Posted date: February 27, 2006
Publication Year: 
2000
Authors: Porter, Ellen M.
Publication Series: 
Proceedings (P)
Source: In: Cole, David N.; McCool, Stephen F.; Borrie, William T.; O’Loughlin, Jennifer, comps. 2000. Wilderness science in a time of change conference-Volume 5: Wilderness ecosystems, threats, and management; 1999 May 23–27; Missoula, MT. Proceedings RMRS-P-15-VOL-5. Ogden, UT: U.S. Department of Agriculture, Forest Service, Rocky Mountain Research Station. p. 336-340
Note: This article is part of a larger document.

Abstract

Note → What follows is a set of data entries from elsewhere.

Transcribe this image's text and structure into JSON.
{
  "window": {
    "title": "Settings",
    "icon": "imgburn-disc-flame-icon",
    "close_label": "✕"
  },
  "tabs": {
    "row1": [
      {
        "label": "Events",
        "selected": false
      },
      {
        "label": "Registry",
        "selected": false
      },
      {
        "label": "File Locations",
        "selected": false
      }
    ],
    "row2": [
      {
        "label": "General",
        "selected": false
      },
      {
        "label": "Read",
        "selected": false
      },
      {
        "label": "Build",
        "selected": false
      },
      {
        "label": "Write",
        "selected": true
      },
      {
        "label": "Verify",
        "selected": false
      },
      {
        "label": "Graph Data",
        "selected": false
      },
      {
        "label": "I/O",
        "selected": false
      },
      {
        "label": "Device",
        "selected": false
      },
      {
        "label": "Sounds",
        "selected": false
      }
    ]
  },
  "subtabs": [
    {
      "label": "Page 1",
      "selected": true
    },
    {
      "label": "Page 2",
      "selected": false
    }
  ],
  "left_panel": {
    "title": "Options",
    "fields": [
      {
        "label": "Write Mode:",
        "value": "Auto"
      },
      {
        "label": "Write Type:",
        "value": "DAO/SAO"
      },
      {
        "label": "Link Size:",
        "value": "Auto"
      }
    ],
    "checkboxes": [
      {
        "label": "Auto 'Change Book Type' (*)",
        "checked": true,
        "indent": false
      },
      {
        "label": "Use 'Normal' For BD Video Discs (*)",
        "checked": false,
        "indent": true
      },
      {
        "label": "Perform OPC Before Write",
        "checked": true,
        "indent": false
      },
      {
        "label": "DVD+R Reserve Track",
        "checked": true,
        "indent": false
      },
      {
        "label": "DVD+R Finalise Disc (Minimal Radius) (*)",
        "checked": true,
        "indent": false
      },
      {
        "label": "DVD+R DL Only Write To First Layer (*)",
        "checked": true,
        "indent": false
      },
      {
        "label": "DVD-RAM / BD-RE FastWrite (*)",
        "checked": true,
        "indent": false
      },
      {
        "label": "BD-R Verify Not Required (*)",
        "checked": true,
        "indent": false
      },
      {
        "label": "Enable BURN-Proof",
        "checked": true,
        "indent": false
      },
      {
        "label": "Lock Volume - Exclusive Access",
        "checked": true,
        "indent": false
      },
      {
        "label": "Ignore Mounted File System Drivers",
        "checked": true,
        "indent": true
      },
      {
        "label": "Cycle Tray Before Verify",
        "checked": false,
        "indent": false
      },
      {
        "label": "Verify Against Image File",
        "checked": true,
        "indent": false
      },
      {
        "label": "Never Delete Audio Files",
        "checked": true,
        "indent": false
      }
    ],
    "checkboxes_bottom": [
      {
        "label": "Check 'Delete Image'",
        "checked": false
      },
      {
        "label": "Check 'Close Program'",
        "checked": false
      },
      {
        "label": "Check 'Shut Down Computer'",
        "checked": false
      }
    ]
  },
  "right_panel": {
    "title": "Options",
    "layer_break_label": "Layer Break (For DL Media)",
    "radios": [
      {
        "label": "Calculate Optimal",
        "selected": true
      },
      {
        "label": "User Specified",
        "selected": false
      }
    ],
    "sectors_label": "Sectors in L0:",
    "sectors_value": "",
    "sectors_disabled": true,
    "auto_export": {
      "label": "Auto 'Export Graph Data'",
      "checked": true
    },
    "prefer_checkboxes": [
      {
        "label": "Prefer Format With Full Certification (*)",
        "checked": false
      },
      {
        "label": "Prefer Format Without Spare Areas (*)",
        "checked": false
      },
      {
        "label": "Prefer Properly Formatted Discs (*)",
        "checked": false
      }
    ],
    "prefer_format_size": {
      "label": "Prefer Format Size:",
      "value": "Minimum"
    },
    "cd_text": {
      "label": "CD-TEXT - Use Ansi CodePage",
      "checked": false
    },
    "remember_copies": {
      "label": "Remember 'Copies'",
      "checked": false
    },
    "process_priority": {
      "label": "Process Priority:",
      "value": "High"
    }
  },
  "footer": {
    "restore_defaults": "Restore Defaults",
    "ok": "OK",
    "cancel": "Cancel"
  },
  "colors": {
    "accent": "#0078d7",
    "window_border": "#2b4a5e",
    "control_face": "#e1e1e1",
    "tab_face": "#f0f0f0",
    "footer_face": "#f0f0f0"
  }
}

Proper management of air resources is vital to maintaining the wilderness character of an area. Air pollution can affect natural resources and has caused injury to vegetation, bioaccumulation of mercury in fish, eutrophication of coastal ecosystems and visibility impairment in U.S. Fish and Wildlife Service (FWS) wilderness areas. Sources of air pollution include power plants, incinerators, industry, automobiles, dust and fires. Emissions from these sources can be transported long distances and affect areas otherwise considered to be pristine. The FWS uses a combination of monitoring, special studies, participation in the regulatory process and review of new sources of air pollution in its air quality management strategy.

Citation

Porter, Ellen M. 2000. Air quality management in U.S. Fish and Wildlife Service wilderness areas. In: Cole, David N.; McCool, Stephen F.; Borrie, William T.; O’Loughlin, Jennifer, comps. 2000. Wilderness science in a time of change conference-Volume 5: Wilderness ecosystems, threats, and management; 1999 May 23–27; Missoula, MT. Proceedings RMRS-P-15-VOL-5. Ogden, UT: U.S. Department of Agriculture, Forest Service, Rocky Mountain Research Station. p. 336-340